The vision of Enspiral as a relational network is clearly articulated in Enspiral’s artefacts and many written documents. I am assuming this translates into job descriptions and advertisements, relationship and team working skills being a sought after key attribute. And still, there is a limit of what wishes and statements and documents can achieve to change habits in everyday life. Relationships are not a thing which can be built in retreats and then it is done and ticked off. The building and maintaining of relationships takes time! Every day! And relationships change! Every day!
Utterly essential and critical!! I see this regnerative nurturing of relationships as essential as electricity is for your latest gadget. It wouldn’t occur to you to expect your gadget to work without plugging it in. In that same way, ‘plug in’ your organization/initiative and strive for deep connections with each other.
Despite the genuine collective agreement and commitment to see relationships as critically important, I am imagining that the effective implementation will only occur, step by step, through the commitment of the individual making it a personal priority when allocating the ‘time budget’ for the week.
An invitation for a specific individual commitment to practice daily reflection
I invite you to make it a habit and routine to review your day, less through the lens of ‘What did I do and achieve? but more through ‘How did I interact with my fellow humans?’
I believe a deep, quiet moment at the end of the day for reflection is a powerful tool and strategy for learning and honing soft life skills, such as relationship and team building skills. You are with yourself all day, and have witnessed your actions and behavior all day. You must be the best person to assess and give feedback!
I treasure letting the day go through my head, like a movie, re-living some key interactions and conversations, with questions such as:
- What was the intention of that conversation? Information transfer, problem solving on either side, collective problem solving, conflict resolution, or looking for human connection, warmth and compassion?
- Who asked for it? You or your colleague/partner?
- Did it feel like a conversation of two self-responsible, independent adults, or did it spiral into some sort of unbalanced power dynamics?
- Who did most of the talking?
- Was the intention of the conversation fulfilled?
- Did it result in clear requests, considering each others needs or wants?
- Did I really listen and witness/celebrate the other’s story?
Such a reflection often leads me to wishing for some feedback or clarification the next day. And being open for feedback will mean learning. Yes, this takes TIME…
I just can’t think of any way around that. Healthy relationships are not built in a day (just like Rome wasn’t…). And that is where it takes an agreement on an organizational level to allow a considerable ‘time budget’ in everyone’s week for this crucial part of our work. This can become such a challenge when surrounded by pressure for measurable output.

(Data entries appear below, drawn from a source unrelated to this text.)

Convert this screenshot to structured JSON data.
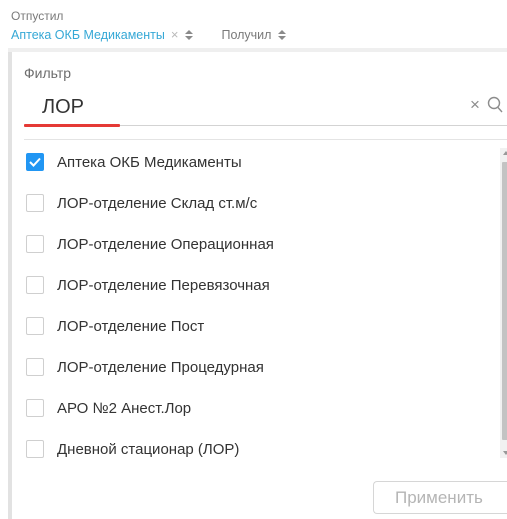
{
  "header": {
    "issued_label": "Отпустил",
    "issued_value": "Аптека ОКБ Медикаменты",
    "clear_glyph": "×",
    "received_label": "Получил"
  },
  "filter": {
    "label": "Фильтр",
    "value": "ЛОР",
    "clear_glyph": "×",
    "search_icon": "search-icon"
  },
  "options": [
    {
      "label": "Аптека ОКБ Медикаменты",
      "checked": true
    },
    {
      "label": "ЛОР-отделение Склад ст.м/с",
      "checked": false
    },
    {
      "label": "ЛОР-отделение Операционная",
      "checked": false
    },
    {
      "label": "ЛОР-отделение Перевязочная",
      "checked": false
    },
    {
      "label": "ЛОР-отделение Пост",
      "checked": false
    },
    {
      "label": "ЛОР-отделение Процедурная",
      "checked": false
    },
    {
      "label": "АРО №2 Анест.Лор",
      "checked": false
    },
    {
      "label": "Дневной стационар (ЛОР)",
      "checked": false
    }
  ],
  "apply_button": {
    "label": "Применить",
    "disabled": true
  },
  "colors": {
    "accent": "#35a8d6",
    "checkbox_checked": "#2196f3",
    "input_underline_active": "#e53935"
  }
}
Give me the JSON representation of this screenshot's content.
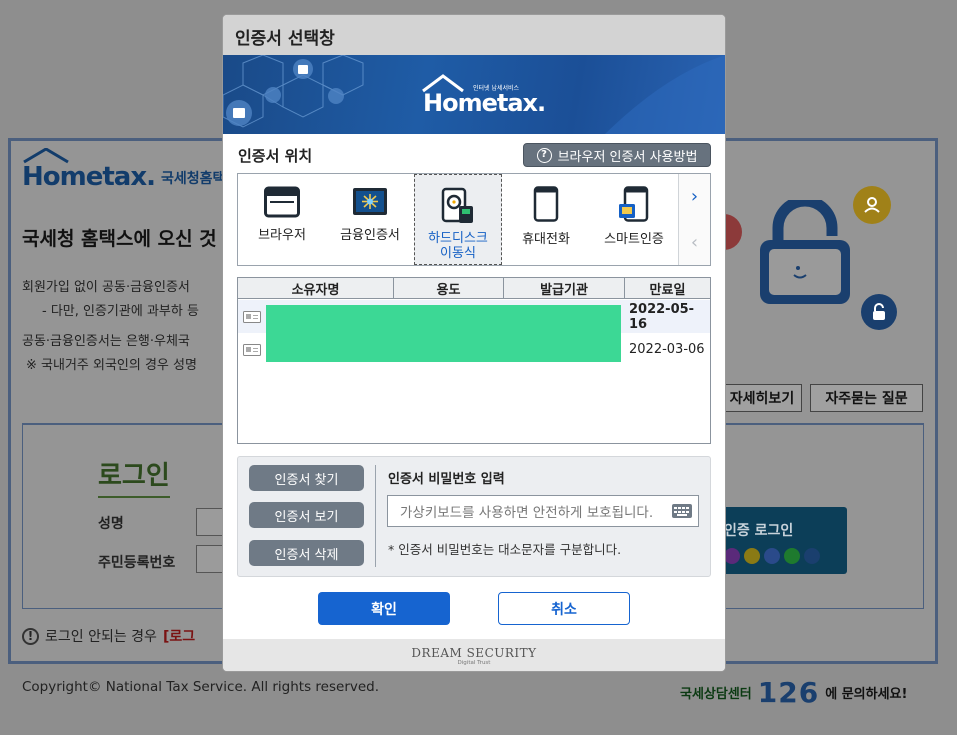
{
  "background": {
    "logo_word": "Hometax.",
    "logo_sub": "인터넷 납세서비스",
    "logo_kr": "국세청홈택스",
    "welcome": "국세청 홈택스에 오신 것",
    "lines": [
      "회원가입 없이 공동·금융인증서",
      "- 다만, 인증기관에 과부하 등",
      "공동·금융인증서는 은행·우체국",
      "※ 국내거주 외국인의 경우 성명"
    ],
    "detail_button": "자세히보기",
    "faq_button": "자주묻는 질문",
    "login_title": "로그인",
    "name_label": "성명",
    "rrn_label": "주민등록번호",
    "cert_login": "인증 로그인",
    "warn_text": "로그인 안되는 경우",
    "warn_red": "[로그",
    "copyright": "Copyright© National Tax Service. All rights reserved.",
    "center_a": "국세상담센터",
    "center_num": "126",
    "center_b": "에 문의하세요!"
  },
  "dialog": {
    "title": "인증서 선택창",
    "banner_word": "Hometax.",
    "banner_sub": "인터넷 납세서비스",
    "location_label": "인증서 위치",
    "help_button": "브라우저 인증서 사용방법",
    "locations": [
      {
        "label": "브라우저",
        "icon": "browser-icon"
      },
      {
        "label": "금융인증서",
        "icon": "financial-cert-icon"
      },
      {
        "label": "하드디스크\n이동식",
        "icon": "harddisk-icon",
        "selected": true
      },
      {
        "label": "휴대전화",
        "icon": "mobile-phone-icon"
      },
      {
        "label": "스마트인증",
        "icon": "smart-cert-icon"
      }
    ],
    "table": {
      "headers": [
        "소유자명",
        "용도",
        "발급기관",
        "만료일"
      ],
      "rows": [
        {
          "expiry": "2022-05-16",
          "bold": true
        },
        {
          "expiry": "2022-03-06",
          "bold": false
        }
      ]
    },
    "find_button": "인증서 찾기",
    "view_button": "인증서 보기",
    "delete_button": "인증서 삭제",
    "password_title": "인증서 비밀번호 입력",
    "password_placeholder": "가상키보드를 사용하면 안전하게 보호됩니다.",
    "password_note": "* 인증서 비밀번호는 대소문자를 구분합니다.",
    "ok_button": "확인",
    "cancel_button": "취소",
    "footer_brand": "DREAM SECURITY",
    "footer_sub": "Digital Trust"
  },
  "colors": {
    "primary_blue": "#1664d0",
    "redaction": "#3cd895",
    "overlay_gray": "#8e8e8e"
  }
}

And that is where the old saying fits in: A stitch in time (aka conversation over coffee) saves nine (aka hours of mediation). I truly believe, going slow in a strategic crucial moment can become the new fast.
If a trickle of human energy can make a difference, imagine what a river can do….